#### THE RECORDS:
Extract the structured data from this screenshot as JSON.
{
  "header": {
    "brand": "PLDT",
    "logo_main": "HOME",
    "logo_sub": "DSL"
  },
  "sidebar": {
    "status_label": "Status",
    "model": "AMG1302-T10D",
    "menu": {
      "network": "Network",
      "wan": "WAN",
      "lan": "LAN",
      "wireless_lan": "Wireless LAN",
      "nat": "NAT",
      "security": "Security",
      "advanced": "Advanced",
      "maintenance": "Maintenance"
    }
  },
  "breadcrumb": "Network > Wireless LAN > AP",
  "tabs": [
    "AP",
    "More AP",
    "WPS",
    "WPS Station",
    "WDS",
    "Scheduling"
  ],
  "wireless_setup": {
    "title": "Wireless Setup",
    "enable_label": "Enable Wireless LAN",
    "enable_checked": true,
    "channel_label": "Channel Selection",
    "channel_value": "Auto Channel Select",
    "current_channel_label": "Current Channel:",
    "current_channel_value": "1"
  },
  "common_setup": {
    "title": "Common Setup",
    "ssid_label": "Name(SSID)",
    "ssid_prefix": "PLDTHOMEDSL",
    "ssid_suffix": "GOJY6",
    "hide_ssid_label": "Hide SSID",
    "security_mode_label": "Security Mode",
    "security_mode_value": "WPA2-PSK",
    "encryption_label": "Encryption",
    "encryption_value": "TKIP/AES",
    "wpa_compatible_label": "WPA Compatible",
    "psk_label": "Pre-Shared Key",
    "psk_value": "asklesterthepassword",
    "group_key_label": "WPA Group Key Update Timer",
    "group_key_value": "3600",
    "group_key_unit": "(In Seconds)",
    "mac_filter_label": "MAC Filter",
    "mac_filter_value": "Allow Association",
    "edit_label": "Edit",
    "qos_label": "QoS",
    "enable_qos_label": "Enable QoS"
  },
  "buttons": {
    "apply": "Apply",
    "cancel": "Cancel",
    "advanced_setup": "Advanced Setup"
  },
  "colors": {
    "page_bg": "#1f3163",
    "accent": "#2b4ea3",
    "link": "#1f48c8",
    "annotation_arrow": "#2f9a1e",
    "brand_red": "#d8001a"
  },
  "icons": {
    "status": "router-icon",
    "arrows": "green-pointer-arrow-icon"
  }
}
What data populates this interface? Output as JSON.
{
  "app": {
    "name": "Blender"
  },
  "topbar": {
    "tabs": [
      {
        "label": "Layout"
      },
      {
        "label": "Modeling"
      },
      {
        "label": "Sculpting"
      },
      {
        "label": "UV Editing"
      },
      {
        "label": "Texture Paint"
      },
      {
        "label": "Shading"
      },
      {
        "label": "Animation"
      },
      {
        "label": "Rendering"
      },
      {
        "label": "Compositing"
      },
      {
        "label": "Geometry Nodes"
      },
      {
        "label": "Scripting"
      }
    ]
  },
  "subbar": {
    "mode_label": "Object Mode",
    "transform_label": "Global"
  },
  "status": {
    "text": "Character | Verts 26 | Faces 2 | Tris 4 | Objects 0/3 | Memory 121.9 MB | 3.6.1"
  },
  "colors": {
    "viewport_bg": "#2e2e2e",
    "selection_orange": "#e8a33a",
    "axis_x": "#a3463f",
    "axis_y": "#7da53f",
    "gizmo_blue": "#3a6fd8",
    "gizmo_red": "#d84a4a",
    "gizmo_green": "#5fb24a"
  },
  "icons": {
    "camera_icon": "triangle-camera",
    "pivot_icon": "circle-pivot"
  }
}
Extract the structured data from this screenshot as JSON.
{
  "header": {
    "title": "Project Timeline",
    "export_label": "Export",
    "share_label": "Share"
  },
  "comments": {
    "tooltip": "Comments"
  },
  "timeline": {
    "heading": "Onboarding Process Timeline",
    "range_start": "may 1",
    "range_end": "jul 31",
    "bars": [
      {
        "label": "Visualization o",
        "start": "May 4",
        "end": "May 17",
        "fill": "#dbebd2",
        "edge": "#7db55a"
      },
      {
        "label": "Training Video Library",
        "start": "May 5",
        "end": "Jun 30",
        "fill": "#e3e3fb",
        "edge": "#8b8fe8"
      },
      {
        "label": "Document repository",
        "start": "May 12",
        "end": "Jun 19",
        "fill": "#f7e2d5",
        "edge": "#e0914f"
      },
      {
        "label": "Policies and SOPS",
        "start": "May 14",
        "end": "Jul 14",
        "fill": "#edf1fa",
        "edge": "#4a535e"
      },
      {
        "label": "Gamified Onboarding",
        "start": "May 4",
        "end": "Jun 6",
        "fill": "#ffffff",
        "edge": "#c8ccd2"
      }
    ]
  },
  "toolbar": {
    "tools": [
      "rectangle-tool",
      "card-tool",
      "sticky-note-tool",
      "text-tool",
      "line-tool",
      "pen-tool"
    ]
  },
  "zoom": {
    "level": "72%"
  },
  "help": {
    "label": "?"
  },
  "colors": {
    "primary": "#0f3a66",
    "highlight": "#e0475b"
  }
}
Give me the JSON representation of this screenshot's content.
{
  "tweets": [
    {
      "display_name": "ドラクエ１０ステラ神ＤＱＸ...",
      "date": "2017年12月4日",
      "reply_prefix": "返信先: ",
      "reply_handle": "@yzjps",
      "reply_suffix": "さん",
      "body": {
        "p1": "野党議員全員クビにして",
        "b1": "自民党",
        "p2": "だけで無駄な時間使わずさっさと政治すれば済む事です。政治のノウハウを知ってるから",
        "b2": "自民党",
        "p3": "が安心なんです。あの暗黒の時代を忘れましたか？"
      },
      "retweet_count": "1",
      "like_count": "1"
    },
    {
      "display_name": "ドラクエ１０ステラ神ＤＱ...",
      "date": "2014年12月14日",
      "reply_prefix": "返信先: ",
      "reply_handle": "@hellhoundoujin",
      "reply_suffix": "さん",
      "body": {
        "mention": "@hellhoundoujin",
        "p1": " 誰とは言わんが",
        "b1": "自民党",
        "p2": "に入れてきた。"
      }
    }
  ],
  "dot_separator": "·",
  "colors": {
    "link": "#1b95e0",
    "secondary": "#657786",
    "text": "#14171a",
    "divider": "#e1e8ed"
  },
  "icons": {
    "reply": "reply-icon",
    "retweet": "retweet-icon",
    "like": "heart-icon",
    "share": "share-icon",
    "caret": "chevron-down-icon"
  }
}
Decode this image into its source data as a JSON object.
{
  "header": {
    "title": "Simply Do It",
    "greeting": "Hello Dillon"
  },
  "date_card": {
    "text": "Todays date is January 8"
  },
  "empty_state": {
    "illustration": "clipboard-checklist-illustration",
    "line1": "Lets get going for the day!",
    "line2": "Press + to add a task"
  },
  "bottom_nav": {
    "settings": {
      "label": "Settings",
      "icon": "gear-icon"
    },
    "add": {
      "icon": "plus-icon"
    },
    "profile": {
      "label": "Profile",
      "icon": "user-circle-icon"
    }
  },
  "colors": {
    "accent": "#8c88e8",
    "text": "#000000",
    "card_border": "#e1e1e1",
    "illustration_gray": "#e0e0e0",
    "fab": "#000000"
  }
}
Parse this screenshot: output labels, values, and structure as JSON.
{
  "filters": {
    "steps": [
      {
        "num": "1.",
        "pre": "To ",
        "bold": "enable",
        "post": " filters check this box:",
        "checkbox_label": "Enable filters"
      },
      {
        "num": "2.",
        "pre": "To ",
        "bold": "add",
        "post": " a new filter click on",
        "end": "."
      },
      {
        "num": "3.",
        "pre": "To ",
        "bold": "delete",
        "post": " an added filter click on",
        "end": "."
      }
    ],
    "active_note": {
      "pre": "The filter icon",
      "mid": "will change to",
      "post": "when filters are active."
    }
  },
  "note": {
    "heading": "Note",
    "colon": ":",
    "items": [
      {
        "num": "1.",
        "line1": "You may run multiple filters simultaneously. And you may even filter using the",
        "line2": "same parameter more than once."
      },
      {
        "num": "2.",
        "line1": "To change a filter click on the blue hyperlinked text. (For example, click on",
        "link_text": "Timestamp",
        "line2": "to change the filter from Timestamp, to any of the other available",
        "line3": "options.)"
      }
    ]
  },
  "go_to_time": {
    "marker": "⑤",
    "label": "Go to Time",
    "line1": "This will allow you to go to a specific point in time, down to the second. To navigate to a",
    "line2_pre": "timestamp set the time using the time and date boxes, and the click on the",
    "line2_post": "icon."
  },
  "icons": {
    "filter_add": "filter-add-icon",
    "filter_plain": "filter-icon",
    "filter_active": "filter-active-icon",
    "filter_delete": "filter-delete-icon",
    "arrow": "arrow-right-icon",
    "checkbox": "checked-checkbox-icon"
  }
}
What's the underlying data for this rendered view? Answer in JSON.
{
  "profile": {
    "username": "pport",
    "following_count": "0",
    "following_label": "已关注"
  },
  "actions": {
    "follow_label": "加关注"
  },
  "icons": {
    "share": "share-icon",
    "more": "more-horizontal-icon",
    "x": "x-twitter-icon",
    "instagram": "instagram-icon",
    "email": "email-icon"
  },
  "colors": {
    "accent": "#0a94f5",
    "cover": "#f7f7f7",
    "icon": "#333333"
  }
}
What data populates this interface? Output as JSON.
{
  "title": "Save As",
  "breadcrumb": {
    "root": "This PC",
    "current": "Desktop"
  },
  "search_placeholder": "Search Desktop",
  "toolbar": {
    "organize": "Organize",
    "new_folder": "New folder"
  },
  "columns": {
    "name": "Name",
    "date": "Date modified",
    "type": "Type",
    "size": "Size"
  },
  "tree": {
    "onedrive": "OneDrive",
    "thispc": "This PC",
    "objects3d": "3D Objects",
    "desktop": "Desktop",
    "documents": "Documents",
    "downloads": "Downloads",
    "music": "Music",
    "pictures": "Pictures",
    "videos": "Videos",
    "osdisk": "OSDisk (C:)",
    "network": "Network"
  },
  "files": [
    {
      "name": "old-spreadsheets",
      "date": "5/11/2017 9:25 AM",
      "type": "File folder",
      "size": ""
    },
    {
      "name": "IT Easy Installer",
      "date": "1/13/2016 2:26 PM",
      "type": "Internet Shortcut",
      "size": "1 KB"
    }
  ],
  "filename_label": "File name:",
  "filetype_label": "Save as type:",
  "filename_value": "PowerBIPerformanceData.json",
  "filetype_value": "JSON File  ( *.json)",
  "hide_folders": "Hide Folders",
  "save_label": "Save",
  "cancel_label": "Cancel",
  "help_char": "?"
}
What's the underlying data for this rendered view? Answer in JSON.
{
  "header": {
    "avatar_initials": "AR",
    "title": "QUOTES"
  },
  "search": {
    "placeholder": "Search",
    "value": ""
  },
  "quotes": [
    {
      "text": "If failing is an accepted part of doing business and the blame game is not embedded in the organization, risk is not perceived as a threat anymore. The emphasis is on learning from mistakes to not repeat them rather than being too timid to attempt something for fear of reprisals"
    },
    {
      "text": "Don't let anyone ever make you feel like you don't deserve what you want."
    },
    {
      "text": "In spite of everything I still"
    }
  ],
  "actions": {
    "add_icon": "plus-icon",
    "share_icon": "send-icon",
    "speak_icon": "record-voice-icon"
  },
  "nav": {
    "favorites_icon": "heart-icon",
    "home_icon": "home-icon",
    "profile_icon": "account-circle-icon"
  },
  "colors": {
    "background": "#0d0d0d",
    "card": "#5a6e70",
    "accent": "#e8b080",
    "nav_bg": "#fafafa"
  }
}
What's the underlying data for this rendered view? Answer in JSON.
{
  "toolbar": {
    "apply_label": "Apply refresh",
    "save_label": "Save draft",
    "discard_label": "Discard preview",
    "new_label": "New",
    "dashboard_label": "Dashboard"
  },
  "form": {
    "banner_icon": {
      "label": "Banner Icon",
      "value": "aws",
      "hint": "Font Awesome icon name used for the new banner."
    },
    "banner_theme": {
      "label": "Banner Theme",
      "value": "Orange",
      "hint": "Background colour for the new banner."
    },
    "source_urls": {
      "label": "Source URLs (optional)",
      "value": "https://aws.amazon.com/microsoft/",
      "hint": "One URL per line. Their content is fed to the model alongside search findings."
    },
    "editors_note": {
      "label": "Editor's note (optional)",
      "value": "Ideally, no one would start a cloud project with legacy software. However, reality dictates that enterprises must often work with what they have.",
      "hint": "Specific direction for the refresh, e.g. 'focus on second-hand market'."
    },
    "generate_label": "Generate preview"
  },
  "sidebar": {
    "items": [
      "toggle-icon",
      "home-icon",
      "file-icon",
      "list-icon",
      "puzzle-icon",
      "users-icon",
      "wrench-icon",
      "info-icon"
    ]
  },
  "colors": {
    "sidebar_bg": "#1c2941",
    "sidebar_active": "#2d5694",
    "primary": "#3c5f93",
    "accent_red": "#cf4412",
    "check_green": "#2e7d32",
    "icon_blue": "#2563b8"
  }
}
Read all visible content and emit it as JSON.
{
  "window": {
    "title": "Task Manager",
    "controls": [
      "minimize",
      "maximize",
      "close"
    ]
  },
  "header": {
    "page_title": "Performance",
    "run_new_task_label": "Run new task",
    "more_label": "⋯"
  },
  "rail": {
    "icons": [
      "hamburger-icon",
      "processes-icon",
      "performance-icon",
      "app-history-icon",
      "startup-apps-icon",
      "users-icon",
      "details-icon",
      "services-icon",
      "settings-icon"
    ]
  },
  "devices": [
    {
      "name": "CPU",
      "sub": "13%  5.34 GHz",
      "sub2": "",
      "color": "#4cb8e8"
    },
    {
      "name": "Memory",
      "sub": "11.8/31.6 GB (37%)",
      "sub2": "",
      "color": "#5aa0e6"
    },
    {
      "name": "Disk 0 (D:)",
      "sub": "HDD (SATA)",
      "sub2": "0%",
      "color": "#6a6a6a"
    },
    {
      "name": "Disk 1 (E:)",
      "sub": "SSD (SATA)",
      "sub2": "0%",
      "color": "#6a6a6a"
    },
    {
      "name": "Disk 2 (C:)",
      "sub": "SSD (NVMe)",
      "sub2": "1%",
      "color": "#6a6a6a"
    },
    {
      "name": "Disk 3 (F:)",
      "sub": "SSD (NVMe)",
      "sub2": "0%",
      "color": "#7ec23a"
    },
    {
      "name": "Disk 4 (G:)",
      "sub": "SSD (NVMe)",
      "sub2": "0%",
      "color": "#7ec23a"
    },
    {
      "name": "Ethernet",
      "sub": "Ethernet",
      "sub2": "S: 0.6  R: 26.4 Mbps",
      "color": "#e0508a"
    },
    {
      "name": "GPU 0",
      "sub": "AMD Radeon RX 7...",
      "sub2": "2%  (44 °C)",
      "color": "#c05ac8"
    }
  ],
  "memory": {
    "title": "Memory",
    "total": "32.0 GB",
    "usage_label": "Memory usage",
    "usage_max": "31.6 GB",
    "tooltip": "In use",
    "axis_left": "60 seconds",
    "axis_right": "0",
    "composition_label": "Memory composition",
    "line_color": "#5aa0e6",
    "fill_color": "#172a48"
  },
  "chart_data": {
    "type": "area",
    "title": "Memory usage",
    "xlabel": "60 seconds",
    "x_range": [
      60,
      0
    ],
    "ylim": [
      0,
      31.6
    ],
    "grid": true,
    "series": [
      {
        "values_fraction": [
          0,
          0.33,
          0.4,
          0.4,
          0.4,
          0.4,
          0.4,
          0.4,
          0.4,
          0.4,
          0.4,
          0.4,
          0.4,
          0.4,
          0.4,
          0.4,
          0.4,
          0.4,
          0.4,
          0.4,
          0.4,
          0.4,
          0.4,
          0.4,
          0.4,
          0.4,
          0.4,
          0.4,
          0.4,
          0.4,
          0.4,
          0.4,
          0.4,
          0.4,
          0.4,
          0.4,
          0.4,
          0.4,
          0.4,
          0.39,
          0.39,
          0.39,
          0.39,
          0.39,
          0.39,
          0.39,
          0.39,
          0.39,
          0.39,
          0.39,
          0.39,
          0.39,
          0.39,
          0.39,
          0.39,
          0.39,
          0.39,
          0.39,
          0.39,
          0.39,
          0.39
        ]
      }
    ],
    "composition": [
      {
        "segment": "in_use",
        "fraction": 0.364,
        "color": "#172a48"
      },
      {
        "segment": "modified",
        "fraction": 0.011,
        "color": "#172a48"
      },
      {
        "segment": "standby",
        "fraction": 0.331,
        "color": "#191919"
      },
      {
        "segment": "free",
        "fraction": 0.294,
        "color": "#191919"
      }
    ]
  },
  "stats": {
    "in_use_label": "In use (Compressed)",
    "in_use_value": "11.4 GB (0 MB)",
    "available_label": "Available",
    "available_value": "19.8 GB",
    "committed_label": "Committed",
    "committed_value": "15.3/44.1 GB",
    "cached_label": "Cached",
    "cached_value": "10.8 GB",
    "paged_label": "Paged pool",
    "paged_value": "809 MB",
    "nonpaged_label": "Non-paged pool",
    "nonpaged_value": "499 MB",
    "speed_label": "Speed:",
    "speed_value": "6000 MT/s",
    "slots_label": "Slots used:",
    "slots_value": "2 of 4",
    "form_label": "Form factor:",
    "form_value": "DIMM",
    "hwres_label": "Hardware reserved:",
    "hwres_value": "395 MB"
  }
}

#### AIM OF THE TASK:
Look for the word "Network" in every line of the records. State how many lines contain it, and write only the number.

#### REPLY TO THE EXERCISE:
3